A high school teacher for a living, David played football in his early junior days for Kahibah before moving into the world of refereeing where gone one to adjudicate the Bill Turner Cup and All-Age A Grade Grand Finals and is a worthy recipient of praise as part of Newcastle Permanent Referee Recognition Week.
As one of the longest-serving referees across NNSWF, David has accrued much experience and has seen the game evolve and change over the time but says his love for it has always remained.
“What I love about football is that players of all ages, sizes and skill levels can play the game,” David said.
“I enjoy seeing people having fun, playing to the best of their ability and at the end of the day, both teams interact in a positive manner towards each other and the match officials.
“There seems to be more teams playing now, especially throughout All Age and O/35’s competitions, ” David observed.
Although there have been numerous good times as a match official, David also admits that the job brings it’s challenges as well.
“Players, coaches and spectators seem to have less of an understanding of the rules and as a result, question referees more often than in the past.

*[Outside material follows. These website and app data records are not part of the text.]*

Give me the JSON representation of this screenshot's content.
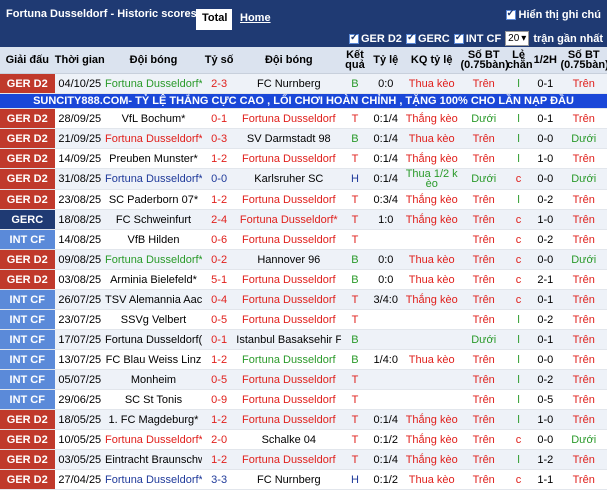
{
  "header": {
    "title": "Fortuna Dusseldorf - Historic scores",
    "tab_total": "Total",
    "tab_home": "Home",
    "note_label": "Hiển thị ghi chú"
  },
  "filters": {
    "items": [
      "GER D2",
      "GERC",
      "INT CF"
    ],
    "count_value": "20",
    "count_suffix": "trận gần nhất"
  },
  "columns": [
    "Giải đấu",
    "Thời gian",
    "Đội bóng",
    "Tỷ số",
    "Đội bóng",
    "Kết quả",
    "Tỷ lệ",
    "KQ tỷ lệ",
    "Số BT (0.75bàn)",
    "Lẻ chẵn",
    "1/2H",
    "Số BT (0.75bàn)"
  ],
  "ad_text": "SUNCITY888.COM- TỶ LỆ THẮNG CỰC CAO , LỐI CHƠI HOÀN CHỈNH , TẶNG 100% CHO LẦN NẠP ĐẦU",
  "rows": [
    {
      "league": "GER D2",
      "lc": "ger",
      "date": "04/10/25",
      "home": "Fortuna Dusseldorf*",
      "hc": "green",
      "score": "2-3",
      "sc": "red",
      "away": "FC Nurnberg",
      "ac": "",
      "res": "B",
      "rc": "green",
      "odds": "0:0",
      "oc": "",
      "ko": "Thua kèo",
      "kc": "red",
      "ou": "Trên",
      "ouc": "red",
      "eo": "l",
      "eoc": "green",
      "half": "0-1",
      "fou": "Trên",
      "fouc": "red"
    },
    {
      "ad": true
    },
    {
      "league": "GER D2",
      "lc": "ger",
      "date": "28/09/25",
      "home": "VfL Bochum*",
      "hc": "",
      "score": "0-1",
      "sc": "red",
      "away": "Fortuna Dusseldorf",
      "ac": "red",
      "res": "T",
      "rc": "red",
      "odds": "0:1/4",
      "oc": "",
      "ko": "Thắng kèo",
      "kc": "red",
      "ou": "Dưới",
      "ouc": "green",
      "eo": "l",
      "eoc": "green",
      "half": "0-1",
      "fou": "Trên",
      "fouc": "red"
    },
    {
      "league": "GER D2",
      "lc": "ger",
      "date": "21/09/25",
      "home": "Fortuna Dusseldorf*",
      "hc": "red",
      "score": "0-3",
      "sc": "red",
      "away": "SV Darmstadt 98",
      "ac": "",
      "res": "B",
      "rc": "green",
      "odds": "0:1/4",
      "oc": "",
      "ko": "Thua kèo",
      "kc": "red",
      "ou": "Trên",
      "ouc": "red",
      "eo": "l",
      "eoc": "green",
      "half": "0-0",
      "fou": "Dưới",
      "fouc": "green"
    },
    {
      "league": "GER D2",
      "lc": "ger",
      "date": "14/09/25",
      "home": "Preuben Munster*",
      "hc": "",
      "score": "1-2",
      "sc": "red",
      "away": "Fortuna Dusseldorf",
      "ac": "red",
      "res": "T",
      "rc": "red",
      "odds": "0:1/4",
      "oc": "",
      "ko": "Thắng kèo",
      "kc": "red",
      "ou": "Trên",
      "ouc": "red",
      "eo": "l",
      "eoc": "green",
      "half": "1-0",
      "fou": "Trên",
      "fouc": "red"
    },
    {
      "league": "GER D2",
      "lc": "ger",
      "date": "31/08/25",
      "home": "Fortuna Dusseldorf*",
      "hc": "blue",
      "score": "0-0",
      "sc": "blue",
      "away": "Karlsruher SC",
      "ac": "",
      "res": "H",
      "rc": "blue",
      "odds": "0:1/4",
      "oc": "",
      "ko": "Thua 1/2 k èo",
      "kc": "green",
      "ou": "Dưới",
      "ouc": "green",
      "eo": "c",
      "eoc": "red",
      "half": "0-0",
      "fou": "Dưới",
      "fouc": "green"
    },
    {
      "league": "GER D2",
      "lc": "ger",
      "date": "23/08/25",
      "home": "SC Paderborn 07*",
      "hc": "",
      "score": "1-2",
      "sc": "red",
      "away": "Fortuna Dusseldorf",
      "ac": "red",
      "res": "T",
      "rc": "red",
      "odds": "0:3/4",
      "oc": "",
      "ko": "Thắng kèo",
      "kc": "red",
      "ou": "Trên",
      "ouc": "red",
      "eo": "l",
      "eoc": "green",
      "half": "0-2",
      "fou": "Trên",
      "fouc": "red"
    },
    {
      "league": "GERC",
      "lc": "gerc",
      "date": "18/08/25",
      "home": "FC Schweinfurt",
      "hc": "",
      "score": "2-4",
      "sc": "red",
      "away": "Fortuna Dusseldorf*",
      "ac": "red",
      "res": "T",
      "rc": "red",
      "odds": "1:0",
      "oc": "",
      "ko": "Thắng kèo",
      "kc": "red",
      "ou": "Trên",
      "ouc": "red",
      "eo": "c",
      "eoc": "red",
      "half": "1-0",
      "fou": "Trên",
      "fouc": "red"
    },
    {
      "league": "INT CF",
      "lc": "intcf",
      "date": "14/08/25",
      "home": "VfB Hilden",
      "hc": "",
      "score": "0-6",
      "sc": "red",
      "away": "Fortuna Dusseldorf",
      "ac": "red",
      "res": "T",
      "rc": "red",
      "odds": "",
      "oc": "",
      "ko": "",
      "kc": "",
      "ou": "Trên",
      "ouc": "red",
      "eo": "c",
      "eoc": "red",
      "half": "0-2",
      "fou": "Trên",
      "fouc": "red"
    },
    {
      "league": "GER D2",
      "lc": "ger",
      "date": "09/08/25",
      "home": "Fortuna Dusseldorf*",
      "hc": "green",
      "score": "0-2",
      "sc": "red",
      "away": "Hannover 96",
      "ac": "",
      "res": "B",
      "rc": "green",
      "odds": "0:0",
      "oc": "",
      "ko": "Thua kèo",
      "kc": "red",
      "ou": "Trên",
      "ouc": "red",
      "eo": "c",
      "eoc": "red",
      "half": "0-0",
      "fou": "Dưới",
      "fouc": "green"
    },
    {
      "league": "GER D2",
      "lc": "ger",
      "date": "03/08/25",
      "home": "Arminia Bielefeld*",
      "hc": "",
      "score": "5-1",
      "sc": "red",
      "away": "Fortuna Dusseldorf",
      "ac": "red",
      "res": "B",
      "rc": "green",
      "odds": "0:0",
      "oc": "",
      "ko": "Thua kèo",
      "kc": "red",
      "ou": "Trên",
      "ouc": "red",
      "eo": "c",
      "eoc": "red",
      "half": "2-1",
      "fou": "Trên",
      "fouc": "red"
    },
    {
      "league": "INT CF",
      "lc": "intcf",
      "date": "26/07/25",
      "home": "TSV Alemannia Aachen",
      "hc": "",
      "score": "0-4",
      "sc": "red",
      "away": "Fortuna Dusseldorf",
      "ac": "red",
      "res": "T",
      "rc": "red",
      "odds": "3/4:0",
      "oc": "",
      "ko": "Thắng kèo",
      "kc": "red",
      "ou": "Trên",
      "ouc": "red",
      "eo": "c",
      "eoc": "red",
      "half": "0-1",
      "fou": "Trên",
      "fouc": "red"
    },
    {
      "league": "INT CF",
      "lc": "intcf",
      "date": "23/07/25",
      "home": "SSVg Velbert",
      "hc": "",
      "score": "0-5",
      "sc": "red",
      "away": "Fortuna Dusseldorf",
      "ac": "red",
      "res": "T",
      "rc": "red",
      "odds": "",
      "oc": "",
      "ko": "",
      "kc": "",
      "ou": "Trên",
      "ouc": "red",
      "eo": "l",
      "eoc": "green",
      "half": "0-2",
      "fou": "Trên",
      "fouc": "red"
    },
    {
      "league": "INT CF",
      "lc": "intcf",
      "date": "17/07/25",
      "home": "Fortuna Dusseldorf(T)",
      "hc": "",
      "score": "0-1",
      "sc": "red",
      "away": "Istanbul Basaksehir F. K.",
      "ac": "",
      "res": "B",
      "rc": "green",
      "odds": "",
      "oc": "",
      "ko": "",
      "kc": "",
      "ou": "Dưới",
      "ouc": "green",
      "eo": "l",
      "eoc": "green",
      "half": "0-1",
      "fou": "Trên",
      "fouc": "red"
    },
    {
      "league": "INT CF",
      "lc": "intcf",
      "date": "13/07/25",
      "home": "FC Blau Weiss Linz",
      "hc": "",
      "score": "1-2",
      "sc": "red",
      "away": "Fortuna Dusseldorf",
      "ac": "green",
      "res": "B",
      "rc": "green",
      "odds": "1/4:0",
      "oc": "",
      "ko": "Thua kèo",
      "kc": "red",
      "ou": "Trên",
      "ouc": "red",
      "eo": "l",
      "eoc": "green",
      "half": "0-0",
      "fou": "Trên",
      "fouc": "red"
    },
    {
      "league": "INT CF",
      "lc": "intcf",
      "date": "05/07/25",
      "home": "Monheim",
      "hc": "",
      "score": "0-5",
      "sc": "red",
      "away": "Fortuna Dusseldorf",
      "ac": "red",
      "res": "T",
      "rc": "red",
      "odds": "",
      "oc": "",
      "ko": "",
      "kc": "",
      "ou": "Trên",
      "ouc": "red",
      "eo": "l",
      "eoc": "green",
      "half": "0-2",
      "fou": "Trên",
      "fouc": "red"
    },
    {
      "league": "INT CF",
      "lc": "intcf",
      "date": "29/06/25",
      "home": "SC St Tonis",
      "hc": "",
      "score": "0-9",
      "sc": "red",
      "away": "Fortuna Dusseldorf",
      "ac": "red",
      "res": "T",
      "rc": "red",
      "odds": "",
      "oc": "",
      "ko": "",
      "kc": "",
      "ou": "Trên",
      "ouc": "red",
      "eo": "l",
      "eoc": "green",
      "half": "0-5",
      "fou": "Trên",
      "fouc": "red"
    },
    {
      "league": "GER D2",
      "lc": "ger",
      "date": "18/05/25",
      "home": "1. FC Magdeburg*",
      "hc": "",
      "score": "1-2",
      "sc": "red",
      "away": "Fortuna Dusseldorf",
      "ac": "red",
      "res": "T",
      "rc": "red",
      "odds": "0:1/4",
      "oc": "",
      "ko": "Thắng kèo",
      "kc": "red",
      "ou": "Trên",
      "ouc": "red",
      "eo": "l",
      "eoc": "green",
      "half": "1-0",
      "fou": "Trên",
      "fouc": "red"
    },
    {
      "league": "GER D2",
      "lc": "ger",
      "date": "10/05/25",
      "home": "Fortuna Dusseldorf*",
      "hc": "red",
      "score": "2-0",
      "sc": "red",
      "away": "Schalke 04",
      "ac": "",
      "res": "T",
      "rc": "red",
      "odds": "0:1/2",
      "oc": "",
      "ko": "Thắng kèo",
      "kc": "red",
      "ou": "Trên",
      "ouc": "red",
      "eo": "c",
      "eoc": "red",
      "half": "0-0",
      "fou": "Dưới",
      "fouc": "green"
    },
    {
      "league": "GER D2",
      "lc": "ger",
      "date": "03/05/25",
      "home": "Eintracht Braunschweig",
      "hc": "",
      "score": "1-2",
      "sc": "red",
      "away": "Fortuna Dusseldorf",
      "ac": "red",
      "res": "T",
      "rc": "red",
      "odds": "0:1/4",
      "oc": "",
      "ko": "Thắng kèo",
      "kc": "red",
      "ou": "Trên",
      "ouc": "red",
      "eo": "l",
      "eoc": "green",
      "half": "1-2",
      "fou": "Trên",
      "fouc": "red"
    },
    {
      "league": "GER D2",
      "lc": "ger",
      "date": "27/04/25",
      "home": "Fortuna Dusseldorf*",
      "hc": "blue",
      "score": "3-3",
      "sc": "blue",
      "away": "FC Nurnberg",
      "ac": "",
      "res": "H",
      "rc": "blue",
      "odds": "0:1/2",
      "oc": "",
      "ko": "Thua kèo",
      "kc": "red",
      "ou": "Trên",
      "ouc": "red",
      "eo": "c",
      "eoc": "red",
      "half": "1-1",
      "fou": "Trên",
      "fouc": "red"
    }
  ]
}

Over the last few years there has also been a drop in the number of referees,” he said.
“The biggest thing that referees have to deal withis they have no real control over is how crowds react to incidents which may happen during a game.
“While we can take action when a player or coaching staff overstep the mark, the same cannot be done with spectators.
“While it is challenging at times, you learn to tune out to the crowd and focus on what is happening on the park.”
As all dedicated referees do, David has taken these obstacles in his stride and utilised his teaching background to advise and help up-and-coming NNSWF referees to do the same, to achieve their best, as well as continuing to learn himself.
“Budding referees need to reflect on their games,” he said.
“It is important they know the laws of the game, but just important, is how to implement them and manage games.
“They need to listen to advice from assessors and other experienced referees and see how that advice will work for them.
“When I go to watch matches, I find myself watching the referees more than the game and say to myself ‘what would I do in that situation’ and ‘how could the referee improve what they did there’. You’re never too old to learn or improve.”
David is a brilliant example of the hard-work, passion and committed NNSWF referees showcase on a weekly basis to help create a positive experience for all involved in football – including himself.
“I can look back and see many enjoyable times,” he said.
“I have met and worked with many wonderful people, ”he concluded.
To view all the Referee Profiles from throughout the week, click here.